▶ [REQUIRED ACTION]:
From the material below, copy every line in which the word "with" occurs.

▶ [RECORDS PROVIDED]:
━━━━━━━━━━━━━━━━━━━━
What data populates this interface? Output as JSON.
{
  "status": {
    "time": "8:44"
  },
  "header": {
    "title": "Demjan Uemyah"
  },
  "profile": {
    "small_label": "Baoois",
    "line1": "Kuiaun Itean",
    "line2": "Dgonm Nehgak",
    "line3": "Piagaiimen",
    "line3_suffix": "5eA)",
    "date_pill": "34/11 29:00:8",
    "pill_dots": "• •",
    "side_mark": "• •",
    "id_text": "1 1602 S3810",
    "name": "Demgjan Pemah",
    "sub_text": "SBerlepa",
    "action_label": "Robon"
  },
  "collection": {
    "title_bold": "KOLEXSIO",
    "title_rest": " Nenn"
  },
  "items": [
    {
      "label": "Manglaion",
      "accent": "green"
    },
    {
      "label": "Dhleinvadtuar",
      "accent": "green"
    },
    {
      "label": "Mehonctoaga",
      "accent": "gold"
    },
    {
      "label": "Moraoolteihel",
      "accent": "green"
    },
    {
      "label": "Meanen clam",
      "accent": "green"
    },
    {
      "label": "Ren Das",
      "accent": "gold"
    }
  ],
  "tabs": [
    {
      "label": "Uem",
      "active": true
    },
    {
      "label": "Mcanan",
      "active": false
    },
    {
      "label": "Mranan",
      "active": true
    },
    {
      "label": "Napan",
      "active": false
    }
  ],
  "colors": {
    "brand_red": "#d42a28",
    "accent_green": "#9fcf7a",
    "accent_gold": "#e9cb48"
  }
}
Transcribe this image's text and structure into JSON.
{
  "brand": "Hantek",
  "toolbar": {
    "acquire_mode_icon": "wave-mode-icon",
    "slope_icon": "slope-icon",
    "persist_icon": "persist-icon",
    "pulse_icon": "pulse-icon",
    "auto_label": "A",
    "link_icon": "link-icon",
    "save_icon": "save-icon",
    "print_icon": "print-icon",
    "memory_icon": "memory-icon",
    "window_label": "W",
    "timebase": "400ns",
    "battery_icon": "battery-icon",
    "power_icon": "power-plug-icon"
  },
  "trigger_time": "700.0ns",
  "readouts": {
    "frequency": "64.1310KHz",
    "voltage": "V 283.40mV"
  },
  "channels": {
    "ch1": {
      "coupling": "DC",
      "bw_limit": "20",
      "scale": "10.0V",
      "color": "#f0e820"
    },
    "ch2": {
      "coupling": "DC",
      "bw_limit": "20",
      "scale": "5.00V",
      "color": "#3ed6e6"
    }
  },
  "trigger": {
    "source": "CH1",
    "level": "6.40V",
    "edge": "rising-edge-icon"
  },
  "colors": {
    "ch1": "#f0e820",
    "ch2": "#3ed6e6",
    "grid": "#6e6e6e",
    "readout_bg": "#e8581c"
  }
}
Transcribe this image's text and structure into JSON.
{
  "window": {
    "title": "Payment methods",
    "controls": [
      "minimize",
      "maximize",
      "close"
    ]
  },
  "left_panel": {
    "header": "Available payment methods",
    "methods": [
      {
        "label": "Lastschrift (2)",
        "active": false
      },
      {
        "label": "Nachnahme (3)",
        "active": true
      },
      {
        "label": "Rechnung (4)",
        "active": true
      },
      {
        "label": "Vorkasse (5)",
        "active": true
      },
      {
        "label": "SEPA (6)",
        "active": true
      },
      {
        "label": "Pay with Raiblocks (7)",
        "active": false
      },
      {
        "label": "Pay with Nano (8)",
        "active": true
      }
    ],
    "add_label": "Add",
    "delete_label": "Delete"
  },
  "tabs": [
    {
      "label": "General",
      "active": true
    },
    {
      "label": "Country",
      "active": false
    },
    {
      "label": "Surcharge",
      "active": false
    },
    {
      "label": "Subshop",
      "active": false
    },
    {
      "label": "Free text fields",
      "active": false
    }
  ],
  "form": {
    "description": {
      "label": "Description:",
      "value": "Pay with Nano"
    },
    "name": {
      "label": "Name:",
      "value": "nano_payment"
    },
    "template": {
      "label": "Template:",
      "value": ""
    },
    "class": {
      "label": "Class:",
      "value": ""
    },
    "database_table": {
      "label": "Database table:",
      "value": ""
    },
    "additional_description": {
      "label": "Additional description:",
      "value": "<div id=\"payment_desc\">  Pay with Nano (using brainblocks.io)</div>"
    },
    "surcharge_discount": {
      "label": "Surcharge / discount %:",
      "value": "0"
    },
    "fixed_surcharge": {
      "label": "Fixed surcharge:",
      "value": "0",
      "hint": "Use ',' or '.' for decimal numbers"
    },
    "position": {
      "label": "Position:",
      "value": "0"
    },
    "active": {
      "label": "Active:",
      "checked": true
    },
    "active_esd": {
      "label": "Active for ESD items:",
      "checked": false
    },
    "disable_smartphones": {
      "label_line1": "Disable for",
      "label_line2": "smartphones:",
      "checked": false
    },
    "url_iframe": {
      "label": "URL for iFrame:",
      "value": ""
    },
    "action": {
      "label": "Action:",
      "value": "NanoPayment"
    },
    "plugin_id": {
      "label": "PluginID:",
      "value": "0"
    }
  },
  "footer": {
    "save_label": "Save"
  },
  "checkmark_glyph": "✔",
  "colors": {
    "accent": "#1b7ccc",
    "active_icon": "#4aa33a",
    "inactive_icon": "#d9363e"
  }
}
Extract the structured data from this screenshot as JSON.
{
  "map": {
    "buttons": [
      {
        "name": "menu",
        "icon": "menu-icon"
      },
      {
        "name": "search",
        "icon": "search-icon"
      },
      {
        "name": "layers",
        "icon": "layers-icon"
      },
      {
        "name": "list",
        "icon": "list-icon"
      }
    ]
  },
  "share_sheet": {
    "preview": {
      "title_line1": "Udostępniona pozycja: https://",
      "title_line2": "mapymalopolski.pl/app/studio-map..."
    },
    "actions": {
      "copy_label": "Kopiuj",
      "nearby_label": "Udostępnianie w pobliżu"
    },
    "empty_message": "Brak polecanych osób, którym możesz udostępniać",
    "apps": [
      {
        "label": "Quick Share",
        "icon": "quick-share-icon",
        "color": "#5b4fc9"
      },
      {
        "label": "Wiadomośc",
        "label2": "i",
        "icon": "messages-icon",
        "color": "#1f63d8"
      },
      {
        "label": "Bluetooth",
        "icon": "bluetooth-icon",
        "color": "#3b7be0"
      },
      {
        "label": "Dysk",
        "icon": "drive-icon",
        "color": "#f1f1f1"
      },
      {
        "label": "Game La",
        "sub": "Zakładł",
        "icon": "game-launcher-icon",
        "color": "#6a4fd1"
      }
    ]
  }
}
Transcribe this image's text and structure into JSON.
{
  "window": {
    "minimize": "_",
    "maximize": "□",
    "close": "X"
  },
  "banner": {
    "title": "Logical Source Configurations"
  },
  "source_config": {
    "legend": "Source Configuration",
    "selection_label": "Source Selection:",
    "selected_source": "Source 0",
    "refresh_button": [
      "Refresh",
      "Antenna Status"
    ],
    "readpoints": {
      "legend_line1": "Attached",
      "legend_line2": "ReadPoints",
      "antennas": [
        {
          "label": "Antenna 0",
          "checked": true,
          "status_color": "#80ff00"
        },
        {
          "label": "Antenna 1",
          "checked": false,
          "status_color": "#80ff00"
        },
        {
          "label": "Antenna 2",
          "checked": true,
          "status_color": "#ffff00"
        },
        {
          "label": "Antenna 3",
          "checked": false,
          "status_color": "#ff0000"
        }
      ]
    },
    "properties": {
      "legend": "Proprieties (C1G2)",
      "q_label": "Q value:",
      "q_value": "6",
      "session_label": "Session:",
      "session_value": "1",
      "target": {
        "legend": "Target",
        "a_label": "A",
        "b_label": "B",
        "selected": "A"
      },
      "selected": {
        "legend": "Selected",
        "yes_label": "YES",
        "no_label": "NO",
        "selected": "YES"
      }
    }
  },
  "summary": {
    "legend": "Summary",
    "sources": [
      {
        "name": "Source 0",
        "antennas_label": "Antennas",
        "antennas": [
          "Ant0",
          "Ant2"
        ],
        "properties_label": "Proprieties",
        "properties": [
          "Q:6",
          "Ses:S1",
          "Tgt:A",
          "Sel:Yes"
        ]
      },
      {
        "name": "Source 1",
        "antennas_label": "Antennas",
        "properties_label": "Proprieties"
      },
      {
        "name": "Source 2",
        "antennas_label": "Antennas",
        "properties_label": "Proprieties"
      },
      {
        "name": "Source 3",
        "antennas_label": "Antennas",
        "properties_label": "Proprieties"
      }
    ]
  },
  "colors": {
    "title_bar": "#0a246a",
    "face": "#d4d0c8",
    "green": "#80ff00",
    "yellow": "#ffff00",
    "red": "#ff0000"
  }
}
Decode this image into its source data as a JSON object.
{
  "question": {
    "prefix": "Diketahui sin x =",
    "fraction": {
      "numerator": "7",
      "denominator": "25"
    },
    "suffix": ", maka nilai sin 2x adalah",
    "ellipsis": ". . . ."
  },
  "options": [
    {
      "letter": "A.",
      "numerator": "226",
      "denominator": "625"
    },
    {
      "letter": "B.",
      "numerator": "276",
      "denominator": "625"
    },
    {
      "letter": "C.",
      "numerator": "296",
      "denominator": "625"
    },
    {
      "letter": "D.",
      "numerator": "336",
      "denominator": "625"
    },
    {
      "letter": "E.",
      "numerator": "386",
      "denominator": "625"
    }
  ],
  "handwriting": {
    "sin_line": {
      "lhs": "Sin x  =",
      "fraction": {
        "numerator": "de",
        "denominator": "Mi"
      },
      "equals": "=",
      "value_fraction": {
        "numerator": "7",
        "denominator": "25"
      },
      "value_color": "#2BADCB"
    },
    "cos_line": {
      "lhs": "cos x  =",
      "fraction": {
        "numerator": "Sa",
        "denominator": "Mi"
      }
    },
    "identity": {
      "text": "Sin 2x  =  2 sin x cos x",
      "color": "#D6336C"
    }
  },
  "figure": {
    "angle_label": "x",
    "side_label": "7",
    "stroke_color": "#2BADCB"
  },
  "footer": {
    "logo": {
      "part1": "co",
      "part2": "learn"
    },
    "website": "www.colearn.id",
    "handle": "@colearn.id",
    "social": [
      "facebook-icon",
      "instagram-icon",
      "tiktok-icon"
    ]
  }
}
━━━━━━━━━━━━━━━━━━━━
▶ [RESPONSE AREA]:
        "label": "Pay with Raiblocks (7)",
        "label": "Pay with Nano (8)",
      "value": "Pay with Nano"
      "value": "<div id=\"payment_desc\">  Pay with Nano (using brainblocks.io)</div>"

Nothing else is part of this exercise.